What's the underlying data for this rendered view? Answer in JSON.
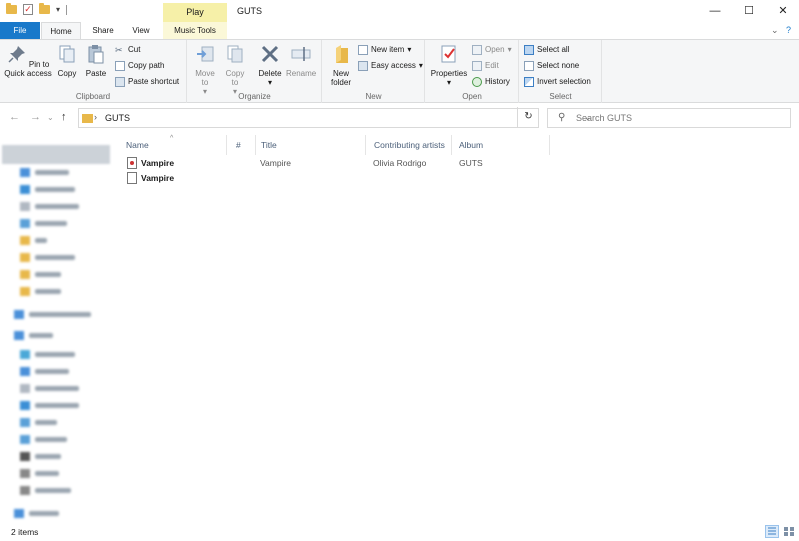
{
  "window": {
    "title": "GUTS",
    "contextual_tab_group": "Play",
    "minimize": "—",
    "maximize": "☐",
    "close": "✕"
  },
  "tabs": {
    "file": "File",
    "home": "Home",
    "share": "Share",
    "view": "View",
    "music_tools": "Music Tools"
  },
  "ribbon": {
    "clipboard": {
      "label": "Clipboard",
      "pin": "Pin to Quick access",
      "copy": "Copy",
      "paste": "Paste",
      "cut": "Cut",
      "copy_path": "Copy path",
      "paste_shortcut": "Paste shortcut"
    },
    "organize": {
      "label": "Organize",
      "move_to": "Move to",
      "copy_to": "Copy to",
      "delete": "Delete",
      "rename": "Rename"
    },
    "new": {
      "label": "New",
      "new_folder": "New folder",
      "new_item": "New item",
      "easy_access": "Easy access"
    },
    "open": {
      "label": "Open",
      "properties": "Properties",
      "open": "Open",
      "edit": "Edit",
      "history": "History"
    },
    "select": {
      "label": "Select",
      "select_all": "Select all",
      "select_none": "Select none",
      "invert_selection": "Invert selection"
    }
  },
  "address": {
    "path": "GUTS",
    "search_placeholder": "Search GUTS"
  },
  "columns": {
    "name": "Name",
    "number": "#",
    "title": "Title",
    "artists": "Contributing artists",
    "album": "Album"
  },
  "files": [
    {
      "name": "Vampire",
      "number": "",
      "title": "Vampire",
      "artists": "Olivia Rodrigo",
      "album": "GUTS",
      "type": "audio"
    },
    {
      "name": "Vampire",
      "number": "",
      "title": "",
      "artists": "",
      "album": "",
      "type": "document"
    }
  ],
  "status": {
    "item_count": "2 items"
  },
  "colors": {
    "file_tab": "#1979ca",
    "play_tab": "#f6f0a8",
    "folder": "#e8b84a",
    "column_header_text": "#4c607a"
  }
}
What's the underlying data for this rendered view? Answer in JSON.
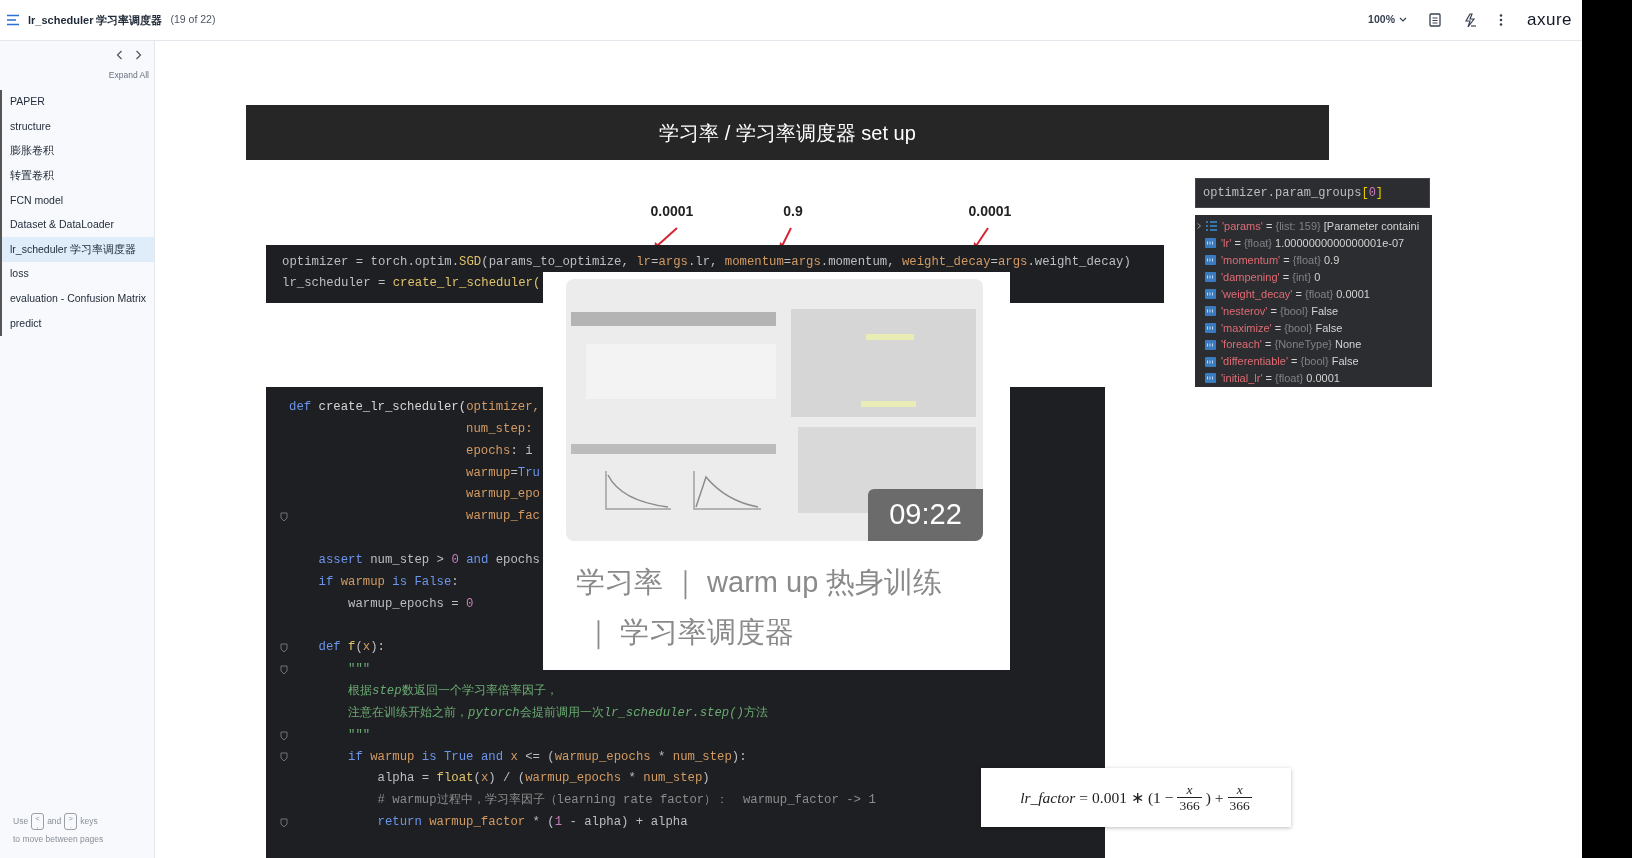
{
  "topbar": {
    "title": "lr_scheduler 学习率调度器",
    "page_count": "(19 of 22)",
    "zoom": "100%",
    "logo": "axure"
  },
  "sidebar": {
    "expand_all": "Expand All",
    "items": [
      {
        "label": "PAPER",
        "selected": false
      },
      {
        "label": "structure",
        "selected": false
      },
      {
        "label": "膨胀卷积",
        "selected": false
      },
      {
        "label": "转置卷积",
        "selected": false
      },
      {
        "label": "FCN model",
        "selected": false
      },
      {
        "label": "Dataset & DataLoader",
        "selected": false
      },
      {
        "label": "lr_scheduler 学习率调度器",
        "selected": true
      },
      {
        "label": "loss",
        "selected": false
      },
      {
        "label": "evaluation - Confusion Matrix",
        "selected": false
      },
      {
        "label": "predict",
        "selected": false
      }
    ],
    "hint": {
      "before": "Use",
      "key1": {
        "top": "<",
        "bottom": ","
      },
      "middle": "and",
      "key2": {
        "top": ">",
        "bottom": "."
      },
      "after": "keys",
      "line2": "to move between pages"
    }
  },
  "banner": {
    "title": "学习率 / 学习率调度器 set up"
  },
  "annotations": [
    {
      "label": "0.0001"
    },
    {
      "label": "0.9"
    },
    {
      "label": "0.0001"
    }
  ],
  "code_top": {
    "lines": [
      {
        "segments": [
          {
            "kind": "plain",
            "text": "optimizer = torch.optim."
          },
          {
            "kind": "call",
            "text": "SGD"
          },
          {
            "kind": "plain",
            "text": "(params_to_optimize, "
          },
          {
            "kind": "arg",
            "text": "lr"
          },
          {
            "kind": "plain",
            "text": "="
          },
          {
            "kind": "arg",
            "text": "args"
          },
          {
            "kind": "plain",
            "text": ".lr, "
          },
          {
            "kind": "arg",
            "text": "momentum"
          },
          {
            "kind": "plain",
            "text": "="
          },
          {
            "kind": "arg",
            "text": "args"
          },
          {
            "kind": "plain",
            "text": ".momentum, "
          },
          {
            "kind": "arg",
            "text": "weight_decay"
          },
          {
            "kind": "plain",
            "text": "="
          },
          {
            "kind": "arg",
            "text": "args"
          },
          {
            "kind": "plain",
            "text": ".weight_decay)"
          }
        ]
      },
      {
        "segments": [
          {
            "kind": "plain",
            "text": "lr_scheduler = "
          },
          {
            "kind": "call",
            "text": "create_lr_scheduler("
          }
        ]
      }
    ]
  },
  "video_card": {
    "duration": "09:22",
    "caption_lines": [
      "学习率 ｜ warm up 热身训练",
      "｜ 学习率调度器"
    ]
  },
  "code_main": {
    "lines": [
      {
        "fold": false,
        "segments": [
          {
            "kind": "keyword",
            "text": "def "
          },
          {
            "kind": "name",
            "text": "create_lr_scheduler("
          },
          {
            "kind": "arg",
            "text": "optimizer,"
          }
        ]
      },
      {
        "fold": false,
        "segments": [
          {
            "kind": "arg",
            "text": "                        num_step:"
          }
        ]
      },
      {
        "fold": false,
        "segments": [
          {
            "kind": "arg",
            "text": "                        epochs"
          },
          {
            "kind": "plain",
            "text": ": i"
          }
        ]
      },
      {
        "fold": false,
        "segments": [
          {
            "kind": "arg",
            "text": "                        warmup"
          },
          {
            "kind": "plain",
            "text": "="
          },
          {
            "kind": "keyword",
            "text": "Tru"
          }
        ]
      },
      {
        "fold": false,
        "segments": [
          {
            "kind": "arg",
            "text": "                        warmup_epo"
          }
        ]
      },
      {
        "fold": true,
        "segments": [
          {
            "kind": "arg",
            "text": "                        warmup_fac"
          }
        ]
      },
      {
        "fold": false
      },
      {
        "fold": false,
        "segments": [
          {
            "kind": "keyword",
            "text": "    assert "
          },
          {
            "kind": "plain",
            "text": "num_step > "
          },
          {
            "kind": "num",
            "text": "0"
          },
          {
            "kind": "keyword",
            "text": " and "
          },
          {
            "kind": "plain",
            "text": "epochs"
          }
        ]
      },
      {
        "fold": false,
        "segments": [
          {
            "kind": "keyword",
            "text": "    if "
          },
          {
            "kind": "arg",
            "text": "warmup"
          },
          {
            "kind": "keyword",
            "text": " is False"
          },
          {
            "kind": "plain",
            "text": ":"
          }
        ]
      },
      {
        "fold": false,
        "segments": [
          {
            "kind": "plain",
            "text": "        warmup_epochs = "
          },
          {
            "kind": "num",
            "text": "0"
          }
        ]
      },
      {
        "fold": false
      },
      {
        "fold": true,
        "segments": [
          {
            "kind": "keyword",
            "text": "    def "
          },
          {
            "kind": "call",
            "text": "f"
          },
          {
            "kind": "plain",
            "text": "("
          },
          {
            "kind": "arg",
            "text": "x"
          },
          {
            "kind": "plain",
            "text": "):"
          }
        ]
      },
      {
        "fold": true,
        "segments": [
          {
            "kind": "doc",
            "text": "        \"\"\""
          }
        ]
      },
      {
        "fold": false,
        "segments": [
          {
            "kind": "doc",
            "text": "        根据"
          },
          {
            "kind": "docitalic",
            "text": "step"
          },
          {
            "kind": "doc",
            "text": "数返回一个学习率倍率因子，"
          }
        ]
      },
      {
        "fold": false,
        "segments": [
          {
            "kind": "doc",
            "text": "        注意在训练开始之前，"
          },
          {
            "kind": "docitalic",
            "text": "pytorch"
          },
          {
            "kind": "doc",
            "text": "会提前调用一次"
          },
          {
            "kind": "docitalic",
            "text": "lr_scheduler.step()"
          },
          {
            "kind": "doc",
            "text": "方法"
          }
        ]
      },
      {
        "fold": true,
        "segments": [
          {
            "kind": "doc",
            "text": "        \"\"\""
          }
        ]
      },
      {
        "fold": true,
        "segments": [
          {
            "kind": "keyword",
            "text": "        if "
          },
          {
            "kind": "arg",
            "text": "warmup"
          },
          {
            "kind": "keyword",
            "text": " is True and "
          },
          {
            "kind": "arg",
            "text": "x"
          },
          {
            "kind": "plain",
            "text": " <= ("
          },
          {
            "kind": "arg",
            "text": "warmup_epochs"
          },
          {
            "kind": "plain",
            "text": " * "
          },
          {
            "kind": "arg",
            "text": "num_step"
          },
          {
            "kind": "plain",
            "text": "):"
          }
        ]
      },
      {
        "fold": false,
        "segments": [
          {
            "kind": "plain",
            "text": "            alpha = "
          },
          {
            "kind": "call",
            "text": "float"
          },
          {
            "kind": "plain",
            "text": "("
          },
          {
            "kind": "arg",
            "text": "x"
          },
          {
            "kind": "plain",
            "text": ") / ("
          },
          {
            "kind": "arg",
            "text": "warmup_epochs"
          },
          {
            "kind": "plain",
            "text": " * "
          },
          {
            "kind": "arg",
            "text": "num_step"
          },
          {
            "kind": "plain",
            "text": ")"
          }
        ]
      },
      {
        "fold": false,
        "segments": [
          {
            "kind": "comment",
            "text": "            # warmup过程中，学习率因子（learning rate factor）：  warmup_factor -> 1"
          }
        ]
      },
      {
        "fold": true,
        "segments": [
          {
            "kind": "keyword",
            "text": "            return "
          },
          {
            "kind": "arg",
            "text": "warmup_factor"
          },
          {
            "kind": "plain",
            "text": " * ("
          },
          {
            "kind": "num",
            "text": "1"
          },
          {
            "kind": "plain",
            "text": " - alpha) + alpha"
          }
        ]
      }
    ]
  },
  "watch": {
    "expression": [
      {
        "kind": "plain",
        "text": "optimizer.param_groups"
      },
      {
        "kind": "bracket",
        "text": "["
      },
      {
        "kind": "num",
        "text": "0"
      },
      {
        "kind": "bracket",
        "text": "]"
      }
    ],
    "variables": [
      {
        "kind": "list",
        "name": "'params'",
        "operator": "=",
        "type": "{list: 159}",
        "value": "[Parameter containi"
      },
      {
        "kind": "field",
        "name": "'lr'",
        "operator": "=",
        "type": "{float}",
        "value": "1.0000000000000001e-07"
      },
      {
        "kind": "field",
        "name": "'momentum'",
        "operator": "=",
        "type": "{float}",
        "value": "0.9"
      },
      {
        "kind": "field",
        "name": "'dampening'",
        "operator": "=",
        "type": "{int}",
        "value": "0"
      },
      {
        "kind": "field",
        "name": "'weight_decay'",
        "operator": "=",
        "type": "{float}",
        "value": "0.0001"
      },
      {
        "kind": "field",
        "name": "'nesterov'",
        "operator": "=",
        "type": "{bool}",
        "value": "False"
      },
      {
        "kind": "field",
        "name": "'maximize'",
        "operator": "=",
        "type": "{bool}",
        "value": "False"
      },
      {
        "kind": "field",
        "name": "'foreach'",
        "operator": "=",
        "type": "{NoneType}",
        "value": "None"
      },
      {
        "kind": "field",
        "name": "'differentiable'",
        "operator": "=",
        "type": "{bool}",
        "value": "False"
      },
      {
        "kind": "field",
        "name": "'initial_lr'",
        "operator": "=",
        "type": "{float}",
        "value": "0.0001"
      }
    ]
  },
  "formula": {
    "lhs": "lr_factor",
    "eq": "=",
    "coef": "0.001",
    "op": "∗",
    "open": "(1 −",
    "frac1": {
      "num": "x",
      "den": "366"
    },
    "close": ")",
    "plus": "+",
    "frac2": {
      "num": "x",
      "den": "366"
    }
  }
}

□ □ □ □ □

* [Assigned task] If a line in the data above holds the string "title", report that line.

* [Answer section]
    "title": "GUTS",
    "title": "Title",
      "title": "Vampire",
      "title": "",
    "title": "lr_scheduler 学习率调度器",
    "title": "学习率 / 学习率调度器 set up"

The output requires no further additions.